The National Association of Women in Construction (NAWIC) originated as Women in Construction of Fort Worth, Texas. Sixteen women working in the construction industry founded it in 1953. Knowing that women represented only a small fraction of the construction industry, the founders organized NAWIC to create a support network for women working in a male-dominated field. Women in Construction of Fort Worth was so successful that it gained its national charter in 1955 and officially became the National Association of Women in Construction. Today, NAWIC is still based in Fort Worth and has over 115 chapters throughout the United States. NAWIC continues the vision of its founding members by advocating for the value and impact of women builders, professionals and tradeswomen in all aspects of the construction industry.
The National Association of Women in Construction (NAWIC) began as Women in Construction of Fort Worth, founded on September 11, 1953 by Doris Efird and 15 other women who were looking for a support system. These women were all actively employed in the construction industry and had been doing business with each other for years when they decided to finally meet face to face. […]
This progressive group of women had the foresight to create an atmosphere where they could network and support each other professionally as well as personally. This support system gave them the confidence to reach for and achieve their goals.
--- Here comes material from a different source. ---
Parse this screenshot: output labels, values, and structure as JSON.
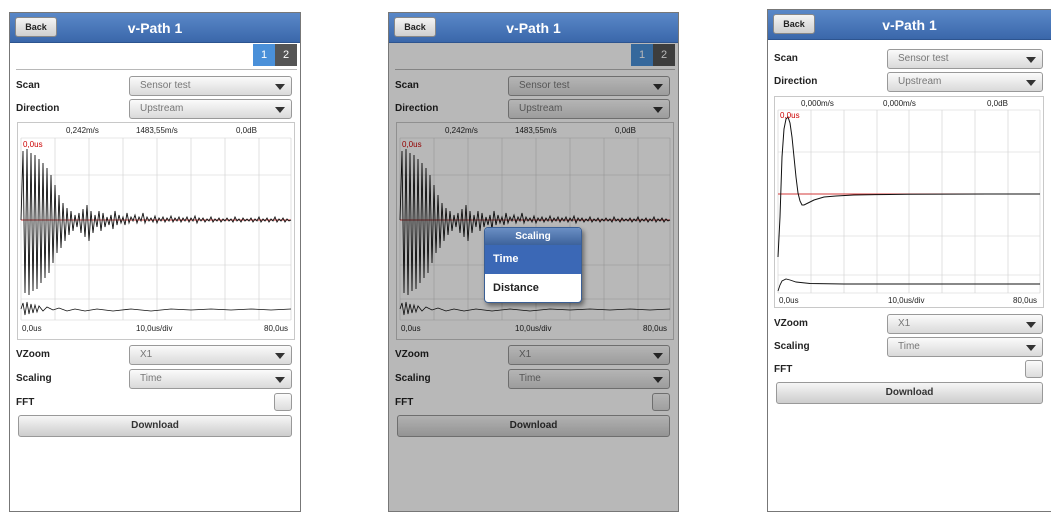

When describing this group of women, Alice Ashley [one of the 16 NAWIC founders, right] said, “We were women with electricity in our veins, cement dust on our shoes, sawdust on our minds… busy, busy, busy, filthy things.”
NAWIC Founders, left to right, top to bottom:
Ida May Bagby, Caroline Balcomb, Era Dunn, Doris Efird, Nina Ruth Jenkins
Jimmie Blazier, Ethel McKinney, Mildred Tarter, Edna Mae Tucker, Irene Moates
Hazel Floyd, Ronda Farrell, Margaret Cleveland, Margaret Bubar, Sue Bowling